From what I gather, the NZ Venture Investment Fund needs more capital input to be able to continue backing seed and start up companies.

It hasn’t (yet) made enough of a return on its investments to start pumping that money into new ventures.

As NZVIF chief executive Franceska Banga says, “we do need to see new venture capital funds emerging if young technology companies are going to consistently have access to New Zealand investment capital.”

Of course even as New Zealand’s angel investment scene grows ever stronger, along with the rest of the world everyone’s seeing a shortage of venture capital funds.

In spite of a so-called shortage of fund though, last year America achieved the following:

Venture capital firms invested US$21.8 billion in 3,277 companies in 2010. Angel investors ponyed up another US$16-$20 billion in over 50,000 early stage start-ups.

In comparison, since its establishment in 2002, NZVIF has invested NZ$123 million into 100 seed and start up companies, and combined with private investment, these 100 companies have received $308 million in funding.

NZVIF gave an interesting breakdown on some of these investments.

  • 79 are exporting
  • 29 have received investment from offshore investors
  • 23 emerged from either universities or CRIs and 19 have been part of business incubators
  • Auckland has 53 of the companies, Christchurch 16
  • 9 have been sold and 7 written off or liquidated
  • 28 of the investments were into seed stage enterprises, 56 were into start-up companies, 15 into early expansion companies and 1 company is at the expansion stage

Banga makes the point that typically the companies have developed new technologies, backed by patents, which gives them a distinctive niche into high value international markets.

Key traits are an export focus, high growth and high productivity in sectors such as software and internet, agricultural technologies, medical devices, niche manufacturing and biotechnology.
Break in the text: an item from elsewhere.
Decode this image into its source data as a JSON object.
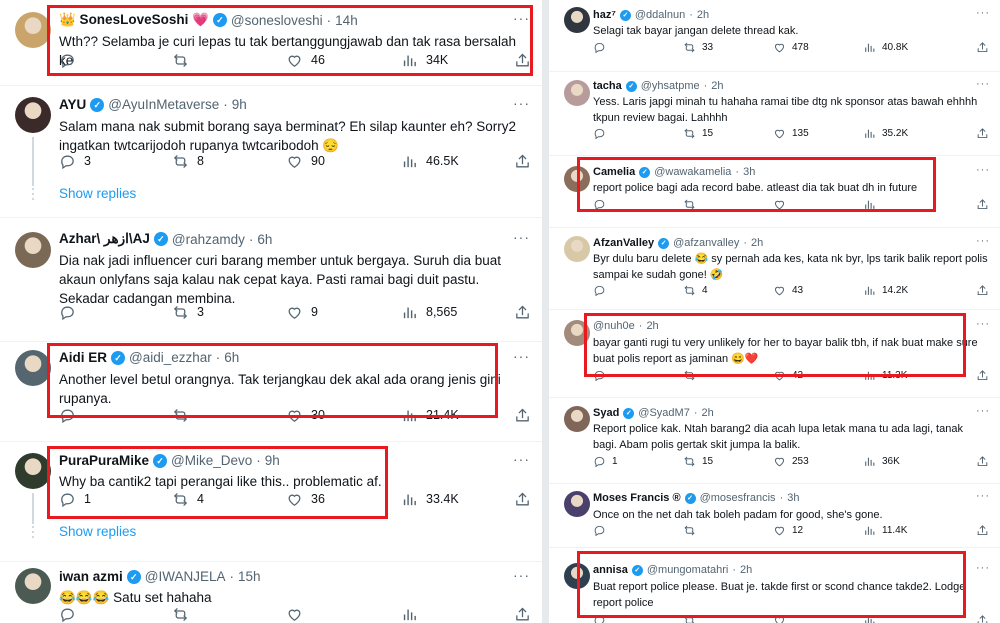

“If New Zealand was able to ramp up the formation and growth of new companies in high value industries, and if only 10 to 20 percent of those companies were to realise their full potential exporting high value goods and services around the world, this would have a considerable impact on New Zealand’s future economic prosperity,” Banga says.